The exhibit also looks toward the future with a mural of Douglass that strives to ensure he remains an important aspect of New Bedford and a proposal for an abolitionist park in the neighborhood.
According to Karimi, although the New Bedford homes featured may seem to be of little architectural importance, the story behind them is one that needs to be told. In past decades, historical societies have made little effort to preserve the material culture of African Americans because their neighborhoods are usually modest and poor.

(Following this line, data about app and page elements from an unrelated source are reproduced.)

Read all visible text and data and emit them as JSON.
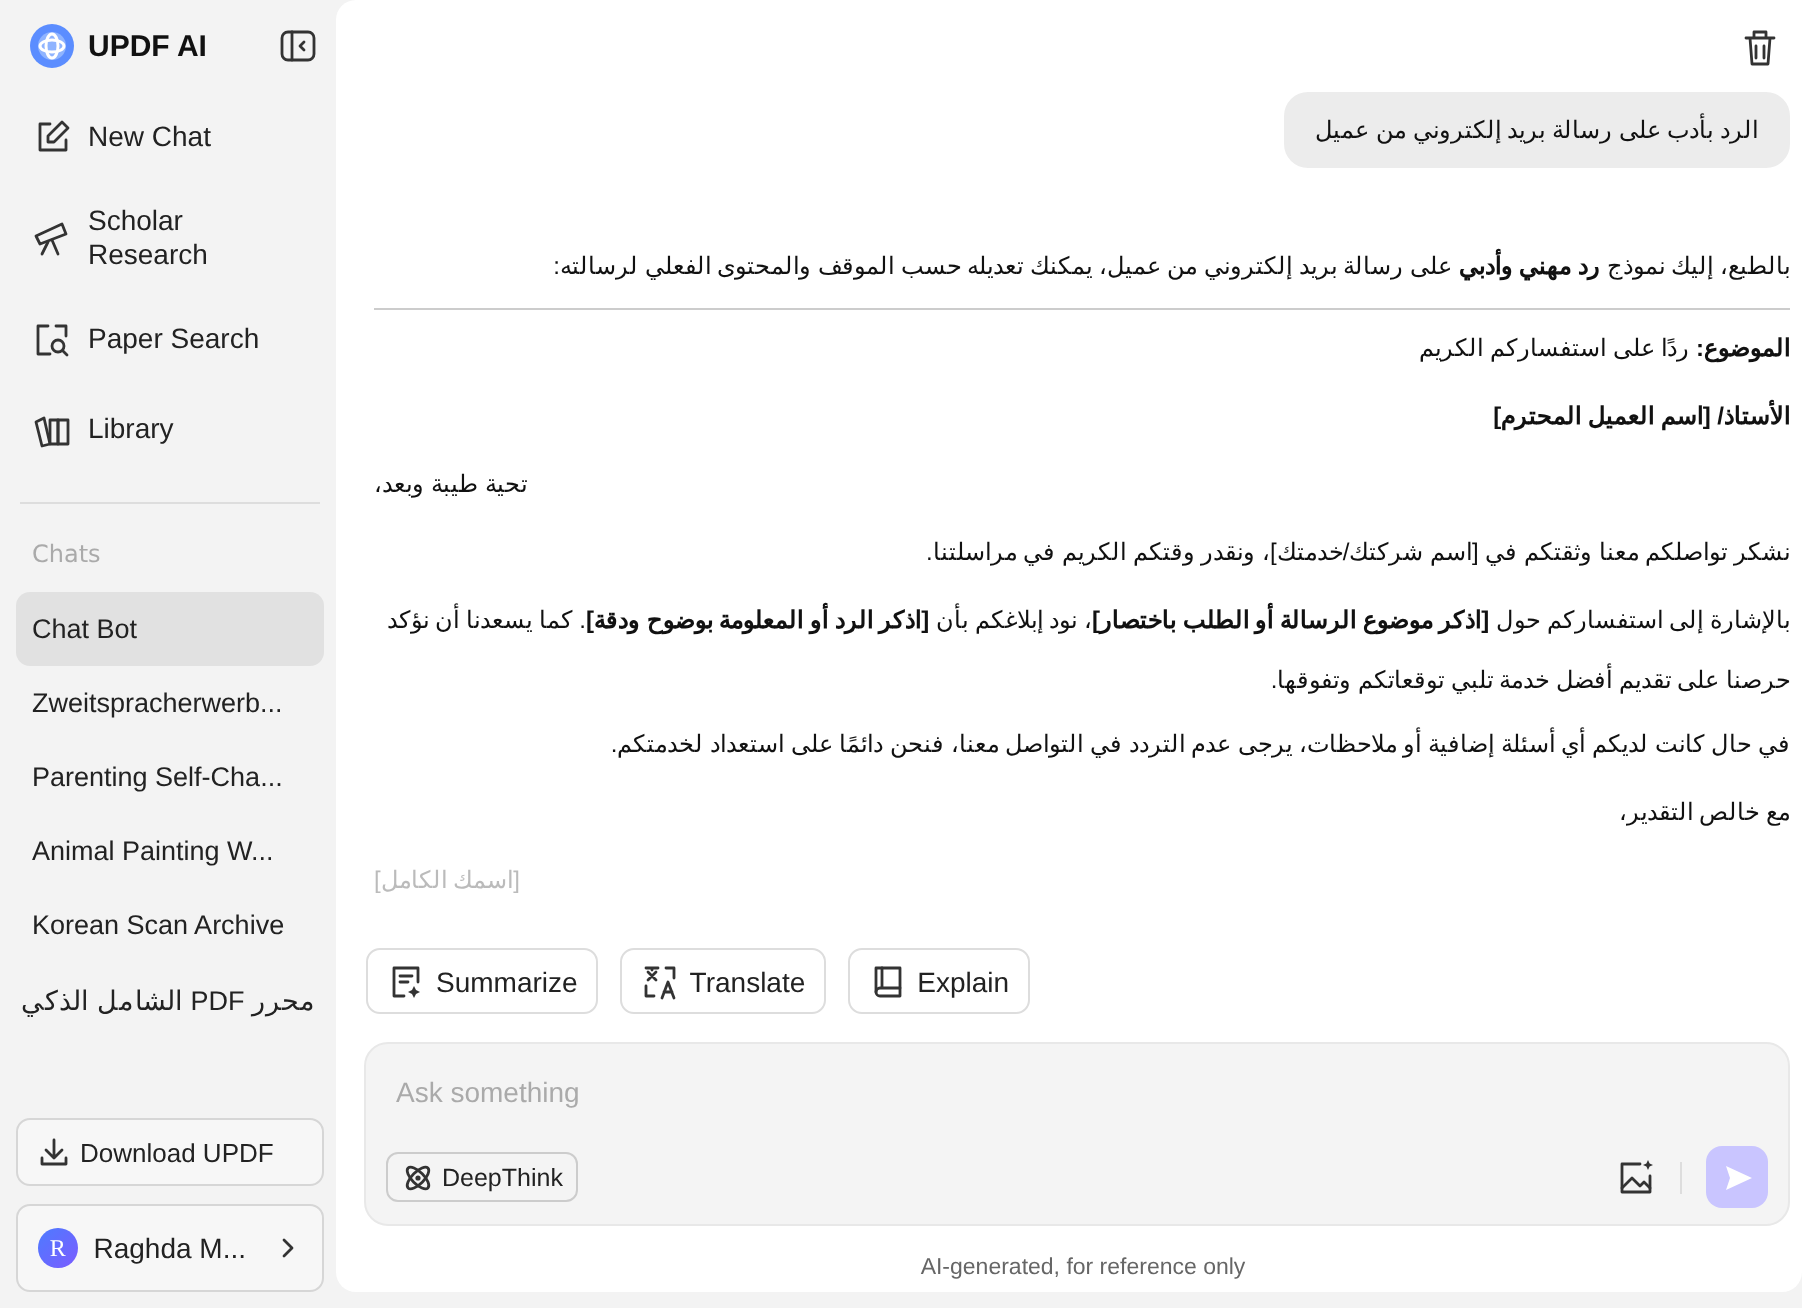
{
  "app": {
    "title": "UPDF AI"
  },
  "nav": [
    {
      "label": "New Chat",
      "kind": "new"
    },
    {
      "label": "Scholar\nResearch",
      "kind": "scholar"
    },
    {
      "label": "Paper Search",
      "kind": "paper"
    },
    {
      "label": "Library",
      "kind": "library"
    }
  ],
  "chats": {
    "heading": "Chats",
    "items": [
      {
        "label": "Chat Bot",
        "selected": true
      },
      {
        "label": "Zweitspracherwerb...",
        "selected": false
      },
      {
        "label": "Parenting Self-Cha...",
        "selected": false
      },
      {
        "label": "Animal Painting W...",
        "selected": false
      },
      {
        "label": "Korean Scan Archive",
        "selected": false
      },
      {
        "label": "محرر PDF الشامل الذكي",
        "selected": false
      }
    ]
  },
  "download_button": "Download UPDF",
  "user": {
    "initial": "R",
    "name": "Raghda M..."
  },
  "conversation": {
    "user_message": "الرد بأدب على رسالة بريد إلكتروني من عميل",
    "intro": "بالطبع، إليك نموذج **رد مهني وأدبي** على رسالة بريد إلكتروني من عميل، يمكنك تعديله حسب الموقف والمحتوى الفعلي لرسالته:",
    "paragraphs": [
      {
        "text": "**الموضوع:** ردًا على استفساركم الكريم",
        "kind": "body"
      },
      {
        "text": "الأستاذ/ [اسم العميل المحترم]",
        "kind": "heading"
      },
      {
        "text": "تحية طيبة وبعد،",
        "kind": "greeting"
      },
      {
        "text": "نشكر تواصلكم معنا وثقتكم في [اسم شركتك/خدمتك]، ونقدر وقتكم الكريم في مراسلتنا.",
        "kind": "body"
      },
      {
        "text": "بالإشارة إلى استفساركم حول **[اذكر موضوع الرسالة أو الطلب باختصار]**، نود إبلاغكم بأن **[اذكر الرد أو المعلومة بوضوح ودقة]**. كما يسعدنا أن نؤكد حرصنا على تقديم أفضل خدمة تلبي توقعاتكم وتفوقها.",
        "kind": "body"
      },
      {
        "text": "في حال كانت لديكم أي أسئلة إضافية أو ملاحظات، يرجى عدم التردد في التواصل معنا، فنحن دائمًا على استعداد لخدمتكم.",
        "kind": "body"
      },
      {
        "text": "مع خالص التقدير،",
        "kind": "body"
      },
      {
        "text": "[اسمك الكامل]",
        "kind": "signature"
      }
    ]
  },
  "actions": {
    "summarize": "Summarize",
    "translate": "Translate",
    "explain": "Explain"
  },
  "input": {
    "placeholder": "Ask something",
    "deepthink": {
      "label": "DeepThink",
      "on": false
    }
  },
  "footer": "AI-generated, for reference only"
}
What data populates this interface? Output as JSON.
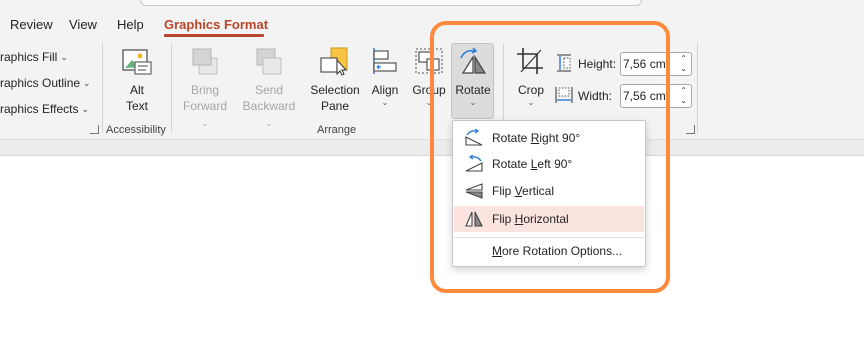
{
  "tabs": [
    {
      "label": "Review",
      "active": false
    },
    {
      "label": "View",
      "active": false
    },
    {
      "label": "Help",
      "active": false
    },
    {
      "label": "Graphics Format",
      "active": true
    }
  ],
  "ribbon": {
    "styles_group": {
      "items": [
        "raphics Fill",
        "raphics Outline",
        "raphics Effects"
      ]
    },
    "accessibility": {
      "alt_text": {
        "line1": "Alt",
        "line2": "Text"
      },
      "group_label": "Accessibility"
    },
    "arrange": {
      "bring_forward": {
        "line1": "Bring",
        "line2": "Forward"
      },
      "send_backward": {
        "line1": "Send",
        "line2": "Backward"
      },
      "selection_pane": {
        "line1": "Selection",
        "line2": "Pane"
      },
      "align": {
        "label": "Align"
      },
      "group": {
        "label": "Group"
      },
      "rotate": {
        "label": "Rotate"
      },
      "group_label": "Arrange"
    },
    "size": {
      "crop": {
        "label": "Crop"
      },
      "height_label": "Height:",
      "height_value": "7,56 cm",
      "width_label": "Width:",
      "width_value": "7,56 cm"
    }
  },
  "rotate_menu": {
    "items": [
      {
        "pre": "Rotate ",
        "u": "R",
        "post": "ight 90°",
        "icon": "rotate-right-icon"
      },
      {
        "pre": "Rotate ",
        "u": "L",
        "post": "eft 90°",
        "icon": "rotate-left-icon"
      },
      {
        "pre": "Flip ",
        "u": "V",
        "post": "ertical",
        "icon": "flip-vertical-icon"
      },
      {
        "pre": "Flip ",
        "u": "H",
        "post": "orizontal",
        "icon": "flip-horizontal-icon",
        "hovered": true
      },
      {
        "pre": "",
        "u": "M",
        "post": "ore Rotation Options...",
        "icon": ""
      }
    ]
  },
  "colors": {
    "accent": "#b7472a",
    "highlight_outline": "#ff8a3d",
    "menu_hover": "#fbe3df",
    "icon_blue": "#2b7cd3"
  }
}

“What we wanted to do through this show was to say that even though the architecture is not significant, even though we cannot necessarily learn something about glamorous styles of architecture or cutting-edge ideas in architectural design, we can still celebrate these spaces of everyday life of abolitionists and African Americans,” Karimi said.
One of the primary ways the exhibit is able to celebrate these homes is through artistic photography. Photographer Michael Swartz used a fisheye lens to bring visual interest to what would otherwise be ordinary photographs of 19th-century cottages.
“People walk into the exhibit and want to look at these photographs even though they’re just a bunch of simple homes,” said Karimi.
Creating the exhibit proved to be challenging, as Karimi’s team did not have any floor plans for the homes. As a result, collaboration with experts in the field was necessary for devising a strategy to accurately document the neighborhood. Don Burton, a filmmaker; Lee Blake, president of the New Bedford Historical Society; Michael Swartz, designer and photographer; Jana Cephas, assistant professor of architecture at the University of Michigan; Pedram Karimi, architect and designer; and Jennifer McGrory, architect and manager of exhibition production, were instrumental in making the goal for the exhibit a reality.
According to Karen Nelson, dean of the School of Architecture at the Boston Architectural College, the Black Spaces Matter exhibit is the first the institution has hosted that is entirely dedicated to African American spaces of historical significance.
“I think [the exhibit] answered an unmet need in the student body, which is very diverse, and diverse for New England, and especially diverse for architecture schools … so we’re feeling like it’s part of our mission to do more of this,” Nelson said.
Since the exhibit opened in Nov. 2017, students have expressed an increased desire for African American speakers.
According to Nelson, it has always been a mission of the college to have a diversity of speakers.
“We’re making sure our students feel reflected in both the curriculum and the exhibits,” Nelson said.
Featured Image by Chloe McAllaster / Heights Editor
This post has been updated.